71. @Jacksonville, 2000 Week 14, 48-0. Only in Browns land could a 48-0 blowout land outside the top 70 losses, but while this game was simply painful to watch, it was a start for the third quarterback of the season, which we have seen above is never a good sign going in. Spergon Wynn, in his first of a total of three career starts, goes 5/16 for 17 yards and an interception. He is pulled in the second quarter, put back in after halftime, and then pulled again in the fourth quarter. At this point, I feel like I cite to low expectations often enough that I need to come up with a jingle. (Not just in this article, but in real life. Sorry, mom.)
Spergon Wynn, who!?
36. @Miami, 2004 Week 16, 10-7. I’m just going to copy and paste snippets from the AP recap and let them wash over you. “The teams combined for six turnovers and went 3½ quarters without a point after an early 7-all tie with impressive ineptitude.” “The Dolphins faked a field goal, tried a pooch punt instead and netted 2 yards. They had a 6½-minute drive that barely reached midfield. Tight end Randy McMichael, who has lobbied for more passes, dropped two. Feeley drilled a throw 5 yards into the chest of defensive end Ebenezer Ekuban, who was too astounded to make the interception.” “The Browns lost a fumble at the Miami 2 and had a takeaway negated by a penalty.” “But the ugliest moment came in the third quarter, with an interception and two fumbles on the same play. Luke McCown’s deep throw was intercepted by Arturo Freeman, who fumbled. Teammate Patrick Surtain picked up the ball, then lateraled to Sam Madison, who fumbled. The Browns recovered for a net gain of 26 yards.” “Phil Dawson missed a 43-yard field goal when his attempt hit the right upright.” The only reason this game isn’t higher is because the Browns clearly should not even be in position to win this game at any point.
That was probably by far the best. It was so bad, he just let the Associated Press do the talking for him.

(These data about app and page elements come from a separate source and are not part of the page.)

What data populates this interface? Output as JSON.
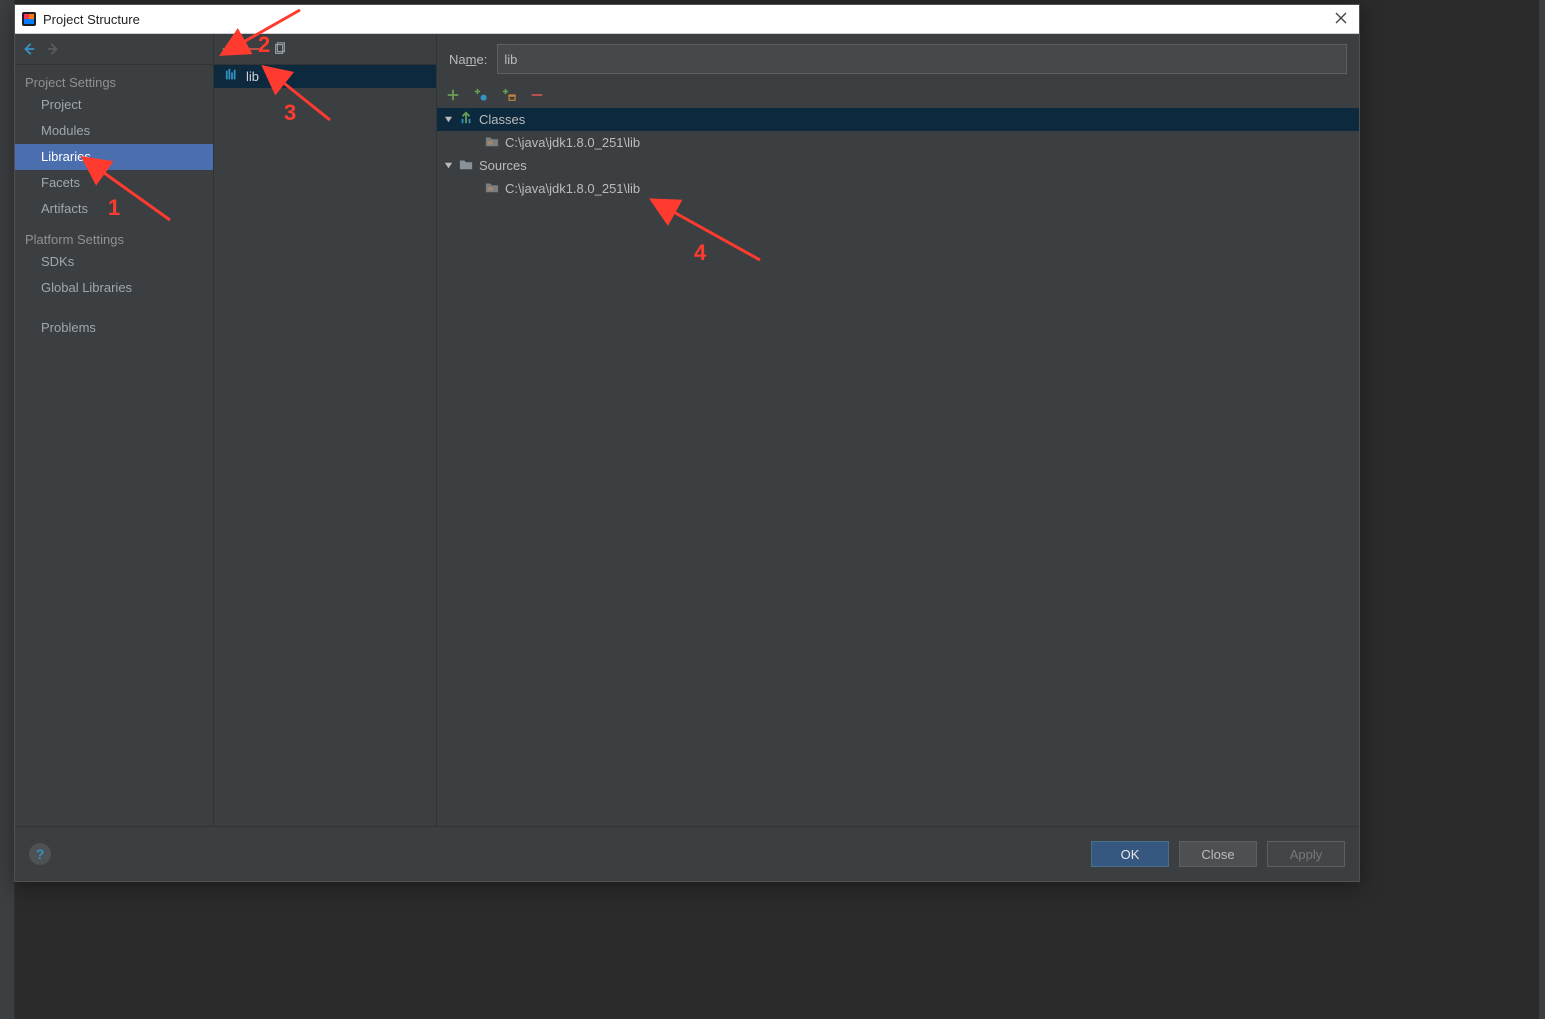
{
  "window": {
    "title": "Project Structure"
  },
  "sidebar": {
    "sections": [
      {
        "header": "Project Settings",
        "items": [
          "Project",
          "Modules",
          "Libraries",
          "Facets",
          "Artifacts"
        ],
        "selected_index": 2
      },
      {
        "header": "Platform Settings",
        "items": [
          "SDKs",
          "Global Libraries"
        ]
      }
    ],
    "extra": [
      "Problems"
    ]
  },
  "libraries": {
    "items": [
      "lib"
    ],
    "selected_index": 0
  },
  "details": {
    "name_label_prefix": "Na",
    "name_label_mnemonic": "m",
    "name_label_suffix": "e:",
    "name_value": "lib",
    "tree": [
      {
        "type": "group",
        "label": "Classes",
        "icon": "classes",
        "selected": true
      },
      {
        "type": "leaf",
        "label": "C:\\java\\jdk1.8.0_251\\lib",
        "icon": "folder-jar"
      },
      {
        "type": "group",
        "label": "Sources",
        "icon": "folder"
      },
      {
        "type": "leaf",
        "label": "C:\\java\\jdk1.8.0_251\\lib",
        "icon": "folder-jar"
      }
    ]
  },
  "footer": {
    "ok": "OK",
    "close": "Close",
    "apply": "Apply"
  },
  "annotations": {
    "n1": "1",
    "n2": "2",
    "n3": "3",
    "n4": "4"
  }
}
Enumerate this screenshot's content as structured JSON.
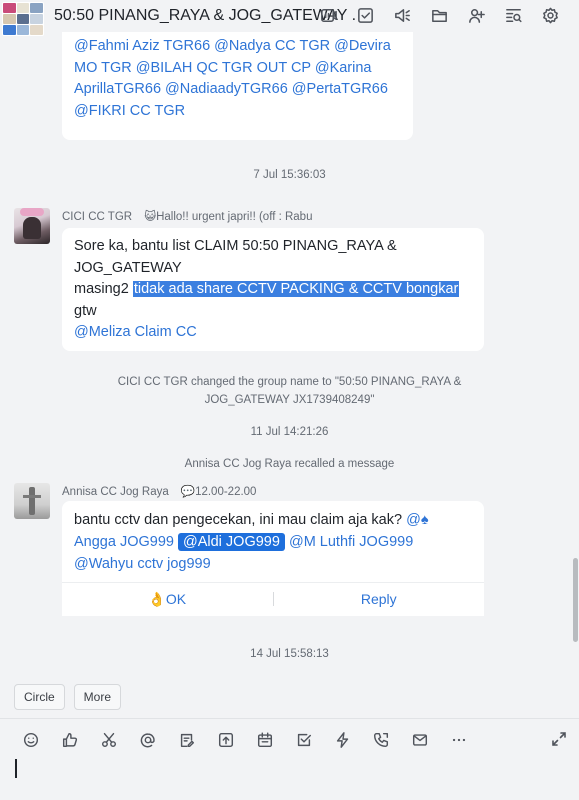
{
  "header": {
    "title": "50:50 PINANG_RAYA & JOG_GATEWAY .",
    "icons": [
      "video-icon",
      "task-check-icon",
      "announcement-icon",
      "folder-icon",
      "add-member-icon",
      "search-history-icon",
      "settings-icon"
    ]
  },
  "messages": {
    "m1_mentions": "@Fahmi Aziz TGR66 @Nadya CC TGR @Devira MO TGR @BILAH QC TGR OUT CP @Karina AprillaTGR66 @NadiaadyTGR66 @PertaTGR66 @FIKRI CC TGR",
    "ts1": "7 Jul 15:36:03",
    "m2_sender": "CICI CC TGR",
    "m2_status": "😺Hallo!! urgent japri!! (off : Rabu",
    "m2_line1": "Sore ka, bantu list  CLAIM 50:50 PINANG_RAYA & JOG_GATEWAY",
    "m2_line2a": "masing2 ",
    "m2_line2b": "tidak ada share CCTV PACKING & CCTV bongkar",
    "m2_line3": "gtw",
    "m2_mention": "@Meliza Claim CC",
    "sys1": "CICI CC TGR changed the group name to \"50:50 PINANG_RAYA & JOG_GATEWAY JX1739408249\"",
    "ts2": "11 Jul 14:21:26",
    "sys2": "Annisa CC Jog Raya recalled a message",
    "m3_sender": "Annisa CC Jog Raya",
    "m3_status": "💬12.00-22.00",
    "m3_text": "bantu cctv dan pengecekan, ini mau claim aja kak? ",
    "m3_m1": "@♠ Angga JOG999",
    "m3_m2": "@Aldi JOG999",
    "m3_m3": "@M Luthfi JOG999",
    "m3_m4": "@Wahyu cctv jog999",
    "action_ok": "👌OK",
    "action_reply": "Reply",
    "ts3": "14 Jul 15:58:13"
  },
  "quick_chips": [
    "Circle",
    "More"
  ],
  "composer": {
    "tools": [
      "emoji-icon",
      "thumbs-up-icon",
      "scissors-icon",
      "mention-icon",
      "edit-doc-icon",
      "upload-icon",
      "calendar-icon",
      "checkbox-icon",
      "lightning-icon",
      "phone-icon",
      "mail-icon",
      "more-icon"
    ]
  },
  "colors": {
    "accent": "#2e74d6",
    "highlight": "#3b7fe0",
    "background": "#f2f3f5"
  }
}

2. Kansas City, 2002 Week 1, 40-39. Dwayne Rudd’s Helmet Toss. On the last play of the game from the Chiefs’ own 47, trailing 39-37, Trent Green is under pressure, and linebacker Dwayne Rudd gets to him. Right before Green goes down, though, he shovels a lateral to one of his linemen, who then runs to the 26 of the Browns well after time has expired. However, Rudd thinks he has sacked Green cleanly, and expecting that the game was over, immediately removes his helmet and throws it, an automatic 15-yard penalty. Since a game cannot end on a defensive penalty, the Chiefs get an untimed down and kick the (now a chip shot) 28-yard field goal.
Of course I won’t tell you what Matthew Ahn ranked as the Browns worst loss since 1999, but if you’re from Cleveland, you probably have a good guess after hearing heartbreaking number two.

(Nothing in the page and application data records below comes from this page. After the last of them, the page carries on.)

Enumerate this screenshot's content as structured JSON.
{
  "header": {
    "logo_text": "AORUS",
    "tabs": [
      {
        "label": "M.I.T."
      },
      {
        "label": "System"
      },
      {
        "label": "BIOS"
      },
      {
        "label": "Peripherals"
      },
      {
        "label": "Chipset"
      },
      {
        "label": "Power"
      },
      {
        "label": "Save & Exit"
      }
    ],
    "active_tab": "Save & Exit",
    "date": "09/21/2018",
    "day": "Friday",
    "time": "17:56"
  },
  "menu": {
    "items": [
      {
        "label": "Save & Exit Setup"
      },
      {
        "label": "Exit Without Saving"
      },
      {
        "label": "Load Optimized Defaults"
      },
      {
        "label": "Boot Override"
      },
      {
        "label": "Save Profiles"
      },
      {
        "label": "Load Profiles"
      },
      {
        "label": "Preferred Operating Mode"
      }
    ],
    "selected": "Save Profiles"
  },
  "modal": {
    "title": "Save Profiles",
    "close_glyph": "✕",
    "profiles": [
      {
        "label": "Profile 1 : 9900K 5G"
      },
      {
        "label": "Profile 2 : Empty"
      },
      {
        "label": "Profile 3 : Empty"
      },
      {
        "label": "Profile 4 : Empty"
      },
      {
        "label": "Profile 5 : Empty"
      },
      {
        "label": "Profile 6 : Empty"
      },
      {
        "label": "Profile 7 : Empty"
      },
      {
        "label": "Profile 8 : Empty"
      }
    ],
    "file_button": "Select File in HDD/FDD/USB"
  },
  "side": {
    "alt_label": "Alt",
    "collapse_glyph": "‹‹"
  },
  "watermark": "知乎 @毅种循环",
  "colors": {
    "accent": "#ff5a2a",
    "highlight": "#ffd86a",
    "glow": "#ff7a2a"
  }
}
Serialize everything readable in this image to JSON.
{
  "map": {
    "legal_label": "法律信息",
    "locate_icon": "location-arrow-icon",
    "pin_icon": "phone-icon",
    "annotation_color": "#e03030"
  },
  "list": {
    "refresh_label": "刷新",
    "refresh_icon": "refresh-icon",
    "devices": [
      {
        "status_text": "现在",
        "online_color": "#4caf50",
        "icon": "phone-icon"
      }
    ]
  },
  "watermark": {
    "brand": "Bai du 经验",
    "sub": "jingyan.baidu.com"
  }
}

Definitely do the dudes over at SupraStructure a favor and give this one a read, because it’s one of the funniest/depressing/tediously-reseached and compiled football articles you’ll read all year.
Superb execution Matthew Ahn. Given your dedication to the deed, the Cleveland Browns might as well give you a shot at the starting quarterback job, because you clearly care more about this team then anybody else on the face of the planet.
It will get better…but maybe it won’t.